This piece originally appeared in Bild.

Since the 2012 terror attack in Toulouse, where Islamist terrorists murdered three Jewish school children and a teacher, 264 people have been killed by terrorists in France.

The bestial murder of Samuel Paty and the murdering of peaceful churchgoers in Nice are the latest crescendos of a war fanatics have imposed not only on France but the entire West, as the homophobic murder in Dresden and attack in Vienna have shown.

However, we must not only focus on the perpetrators themselves, but must rather ask about the environment in which the murderer of Samuel Paty grew up; at age of 18, almost still a child, he was already so brutalized that he cut off the head of another human being. 

In this regard, we must set our sights on the organizations of political Islam, which are not violent themselves but create the climate for such murders. 

This applies to both France and Germany. As Bernard Rougier, a prominent French academic, notes in a book published earlier this year, such organizations have already conquered entire city districts in France. 

The goal of these Islamists is to create “parallel societies” in the areas they control. They have already achieved this in some suburbs or "banlieues" of France, where they have established structures that prevent nearly all contact between Muslims and their surroundings. 

In this milieu, hatred of democracy, the West, Jews, homosexuals, and everything that does not fit into the Islamists' world view can flourish. These developments were discovered and understood far too late in France. This was the breeding ground for terror. Today, this reality can no longer be ignored. Neither in France nor in Germany where similar trends now exist.

Too often, politicians, institutions, civil society, and other actors differentiate between a violent and “peaceful” political Islam. That Emmanuel Macron and Sebastian Kurz want to finally put an end to this distinction and have called to fight political Islam in every form is most welcome.
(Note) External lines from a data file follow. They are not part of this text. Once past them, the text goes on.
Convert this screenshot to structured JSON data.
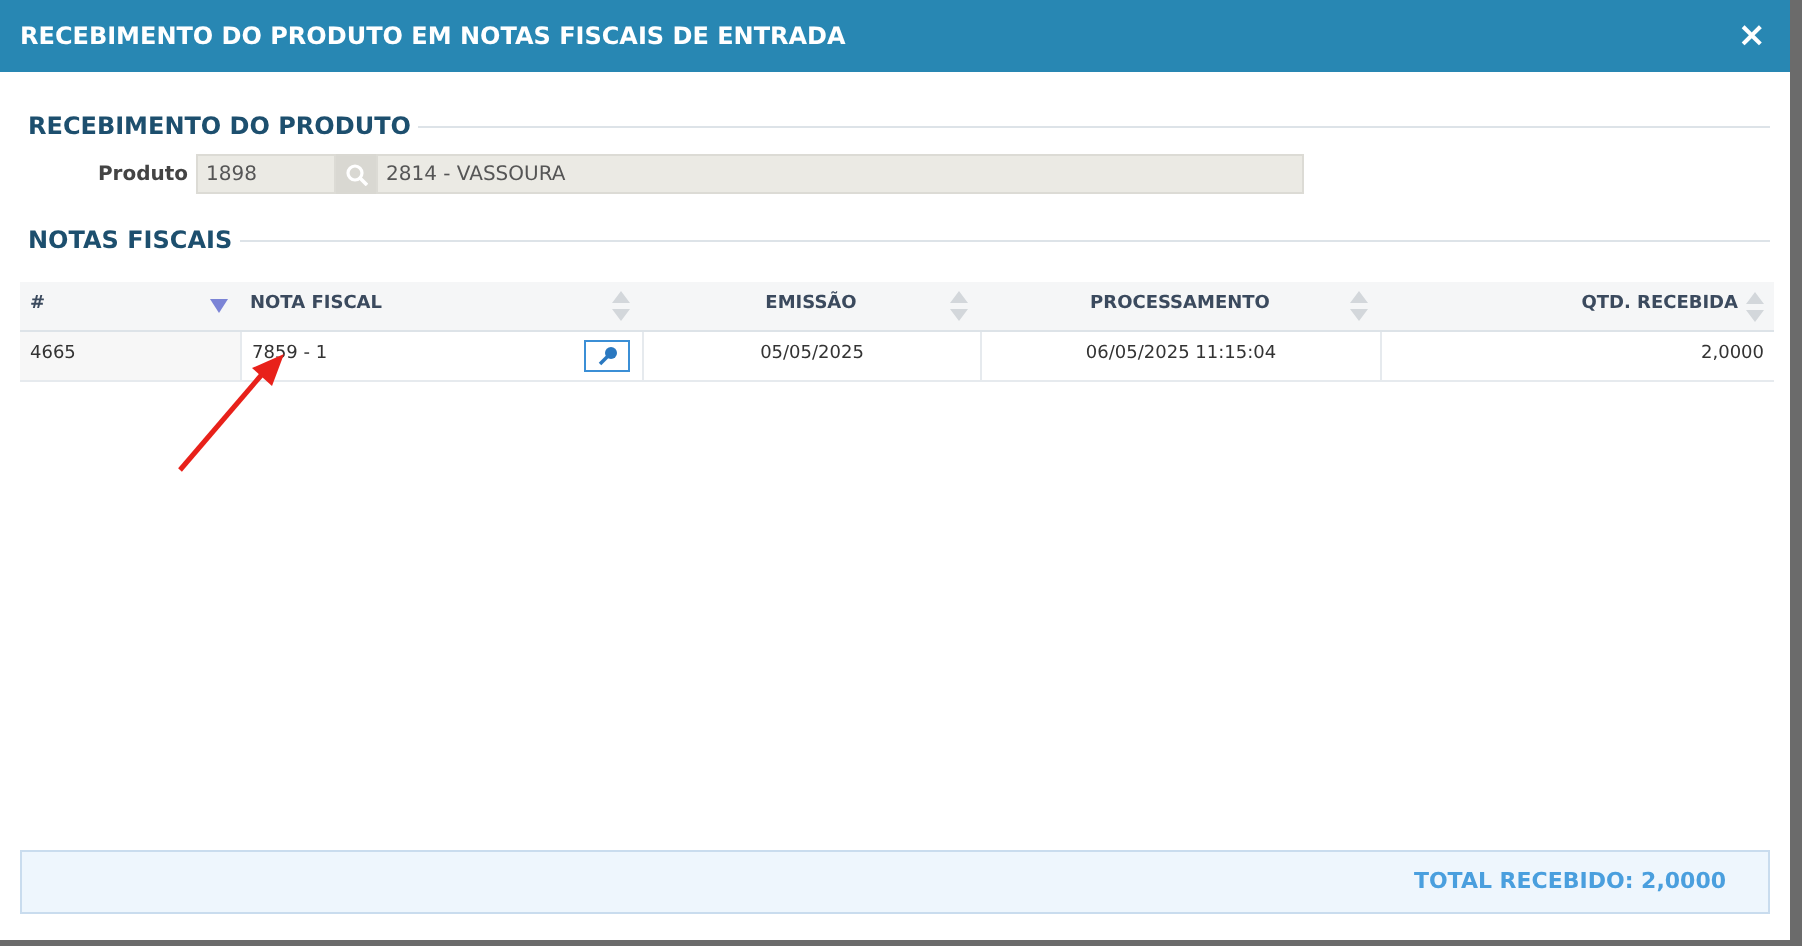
{
  "window": {
    "title": "RECEBIMENTO DO PRODUTO EM NOTAS FISCAIS DE ENTRADA",
    "close": "×"
  },
  "product_section": {
    "title": "RECEBIMENTO DO PRODUTO",
    "label": "Produto",
    "code": "1898",
    "description": "2814 - VASSOURA"
  },
  "invoices_section": {
    "title": "NOTAS FISCAIS"
  },
  "table": {
    "columns": [
      {
        "label": "#",
        "sorted": true
      },
      {
        "label": "NOTA FISCAL",
        "sorted": false
      },
      {
        "label": "EMISSÃO",
        "sorted": false
      },
      {
        "label": "PROCESSAMENTO",
        "sorted": false
      },
      {
        "label": "QTD. RECEBIDA",
        "sorted": false
      }
    ],
    "rows": [
      {
        "cells": [
          "4665",
          "7859 - 1",
          "05/05/2025",
          "06/05/2025 11:15:04",
          "2,0000"
        ]
      }
    ]
  },
  "footer": {
    "total": "TOTAL RECEBIDO: 2,0000"
  }
}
We sincerely hope that the relevant actors in Germany will also follow suit. 

It should no longer be accepted that organizations like the Turkish-Islamic Union for Religious Affairs (DITIB) and the right-wing extremist ATIB, both Erdogan’s extended arm, the "Islamic Center Hamburg" (IZH), which represents the antisemitic regime in Tehran, or incognito groups like the Muslim Brotherhood, are state partners for dialogue and official cooperation. 
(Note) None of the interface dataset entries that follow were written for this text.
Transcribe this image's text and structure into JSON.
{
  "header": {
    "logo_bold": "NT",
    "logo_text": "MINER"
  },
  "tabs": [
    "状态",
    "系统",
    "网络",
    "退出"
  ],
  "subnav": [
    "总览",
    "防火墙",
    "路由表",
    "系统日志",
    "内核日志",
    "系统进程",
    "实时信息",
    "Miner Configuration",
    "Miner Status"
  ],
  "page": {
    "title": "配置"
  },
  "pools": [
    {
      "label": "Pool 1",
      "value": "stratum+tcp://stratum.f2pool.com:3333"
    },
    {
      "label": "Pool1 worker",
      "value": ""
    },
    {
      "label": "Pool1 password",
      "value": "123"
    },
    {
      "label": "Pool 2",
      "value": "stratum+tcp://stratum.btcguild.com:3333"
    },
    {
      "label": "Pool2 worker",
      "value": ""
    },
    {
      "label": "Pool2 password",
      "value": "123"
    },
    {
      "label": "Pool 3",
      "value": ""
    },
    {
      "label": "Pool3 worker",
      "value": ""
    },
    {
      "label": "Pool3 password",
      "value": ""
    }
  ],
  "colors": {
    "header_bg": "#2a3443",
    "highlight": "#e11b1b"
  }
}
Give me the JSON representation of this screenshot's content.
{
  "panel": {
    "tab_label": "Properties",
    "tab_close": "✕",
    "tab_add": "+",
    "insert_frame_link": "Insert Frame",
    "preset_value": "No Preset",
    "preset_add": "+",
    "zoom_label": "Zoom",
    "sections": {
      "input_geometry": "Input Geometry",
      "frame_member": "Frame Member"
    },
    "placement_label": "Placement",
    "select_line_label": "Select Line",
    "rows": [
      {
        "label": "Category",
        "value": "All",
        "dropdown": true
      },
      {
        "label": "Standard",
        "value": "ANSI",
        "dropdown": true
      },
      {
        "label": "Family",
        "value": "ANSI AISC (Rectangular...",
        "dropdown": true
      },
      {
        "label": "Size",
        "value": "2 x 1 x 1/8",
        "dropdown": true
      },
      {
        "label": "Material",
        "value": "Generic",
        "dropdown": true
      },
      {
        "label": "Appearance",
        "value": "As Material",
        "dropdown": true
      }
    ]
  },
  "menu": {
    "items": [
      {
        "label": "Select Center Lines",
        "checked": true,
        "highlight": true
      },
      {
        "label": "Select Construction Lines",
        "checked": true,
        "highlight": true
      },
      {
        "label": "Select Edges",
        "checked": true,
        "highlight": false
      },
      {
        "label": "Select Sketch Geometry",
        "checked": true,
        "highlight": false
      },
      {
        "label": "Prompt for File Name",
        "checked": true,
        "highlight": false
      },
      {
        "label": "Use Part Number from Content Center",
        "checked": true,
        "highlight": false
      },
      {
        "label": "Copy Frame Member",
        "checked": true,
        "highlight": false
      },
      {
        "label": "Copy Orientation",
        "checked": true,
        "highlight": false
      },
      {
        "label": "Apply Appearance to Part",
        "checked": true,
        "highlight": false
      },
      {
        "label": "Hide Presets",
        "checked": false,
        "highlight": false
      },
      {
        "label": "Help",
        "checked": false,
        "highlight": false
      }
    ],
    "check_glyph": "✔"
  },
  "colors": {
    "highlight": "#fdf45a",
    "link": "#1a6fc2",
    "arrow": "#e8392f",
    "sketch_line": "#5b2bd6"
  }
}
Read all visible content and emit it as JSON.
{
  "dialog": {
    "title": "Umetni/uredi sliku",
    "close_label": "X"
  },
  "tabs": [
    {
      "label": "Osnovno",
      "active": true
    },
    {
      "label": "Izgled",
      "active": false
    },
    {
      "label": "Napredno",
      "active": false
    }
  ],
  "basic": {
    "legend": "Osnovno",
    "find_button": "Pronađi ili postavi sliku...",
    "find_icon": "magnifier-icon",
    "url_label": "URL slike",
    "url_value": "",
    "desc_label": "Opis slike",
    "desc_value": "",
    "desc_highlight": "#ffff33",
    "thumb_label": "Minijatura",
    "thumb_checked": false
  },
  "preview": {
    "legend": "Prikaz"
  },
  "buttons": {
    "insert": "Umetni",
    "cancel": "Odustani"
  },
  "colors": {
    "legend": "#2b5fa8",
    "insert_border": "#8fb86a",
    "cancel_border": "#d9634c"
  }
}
Why is there silence over the fact that ATIB and IZH are members of the Central Council of Muslims?

Should there not finally be consequences? Quite rightly, democratic parties do not talk with organizations where there is even a whiff of classical right-wing extremism. 

Why is an exception made for actors who have very similar worldviews? 

The fight against political Islam is also important precisely because the overwhelming majority of Muslims in France and Germany do not feel represented by the organizations of political Islam. 

The state must finally be concerned with making this majority heard and supporting and strengthening these Muslims in their fight against fanatics.

Simone Rodan-Benzaquen is Director of American Jewish Committee (AJC) Europe and Remko Leemhuis is Director of AJC Berlin.